This new research could shed light on how information is used in the brain, and how interactions between single brain cells let us make decisions. I personally hope this is the one of many steps towards real mind-control in the computer realm. Come on science, I’m sick of typing! Give me my mind mouse!

Here is the research paper. FYI, it was a bitch to read! Very confusing.

ResearchBlogging.orgCerf, M., Thiruvengadam, N., Mormann, F., Kraskov, A., Quiroga, R., Koch, C., & Fried, I. (2010). On-line, voluntary control of human temporal lobe neurons Nature, 467 (7319), 1104-1108 DOI: 10.1038/nature09510

Mice make morphine, humans might too

// May 16th, 2010 // 1 Comment » // Drugs, Recent Research

Image licensed Armin Kübelbeck

A recent study has found that mice are able to turn something normally found in mice brains into morphine.

Morphine is a potent painkiller harvested from opium poppies. We can make it synthetically in the lab, but it’s cheaper to let plants do the hard work. If you haven’t taken morphine, you may have taken its sibling codeine. Codeine in converted to morphine in your liver, so it’s much the same thing albeit in a smaller dose.

For the study they labeled tetrahydropapaveroline (THP) found normally in mice brains. Labeling is often used in molecular biology, you can label things by including rare radioactive atoms, or by sticking another molecule onto the original molecule.
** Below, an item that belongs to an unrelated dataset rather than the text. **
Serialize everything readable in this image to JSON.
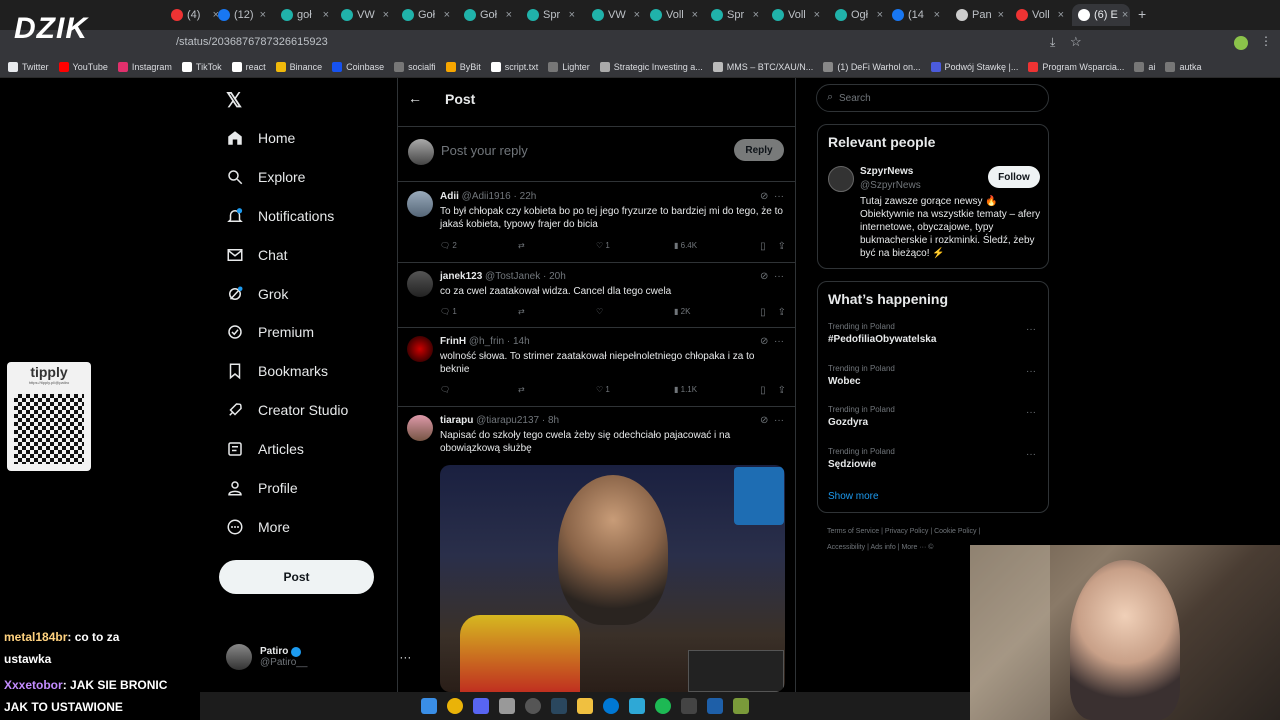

It works like a tracking device.

The labeled THP was injected into mice, and out of their urine appeared labeled salutaridine which is a precursor to morphine in the opium poppies.

Then they labeled some synthetic salutaridine and injected it into the mice, and in the urine came out labeled thebaine. Labeled thebaine was injected and finally, lo and behold, labeled morphine appeared.

It took several steps, but the mouse converted THP into morphine. Here’s the kicker, THP is found normally in mice brains AND human brains! So this process could be happening in people. Right now, you could be making your own morphine. Indeed traces of morphine are found in human urine, but until now they weren’t sure if it was something in the diet.

If morphine is made in humans, what is it doing there? It could help control pain, which would explain why our bodies respond so strongly to a dose of morphine.

ResearchBlogging.orgGrobe, N., Lamshoft, M., Orth, R., Drager, B., Kutchan, T., Zenk, M., & Spiteller, M. (2010). Urinary excretion of morphine and biosynthetic precursors in mice Proceedings of the National Academy of Sciences, 107 (18), 8147-8152 DOI: 10.1073/pnas.1003423107






Buy me a Beer!
    If you don't want me to mention your donation just check the box above.
  • $ 0.00
Twittarrr
Follow @CaptainSkellett (571 followers)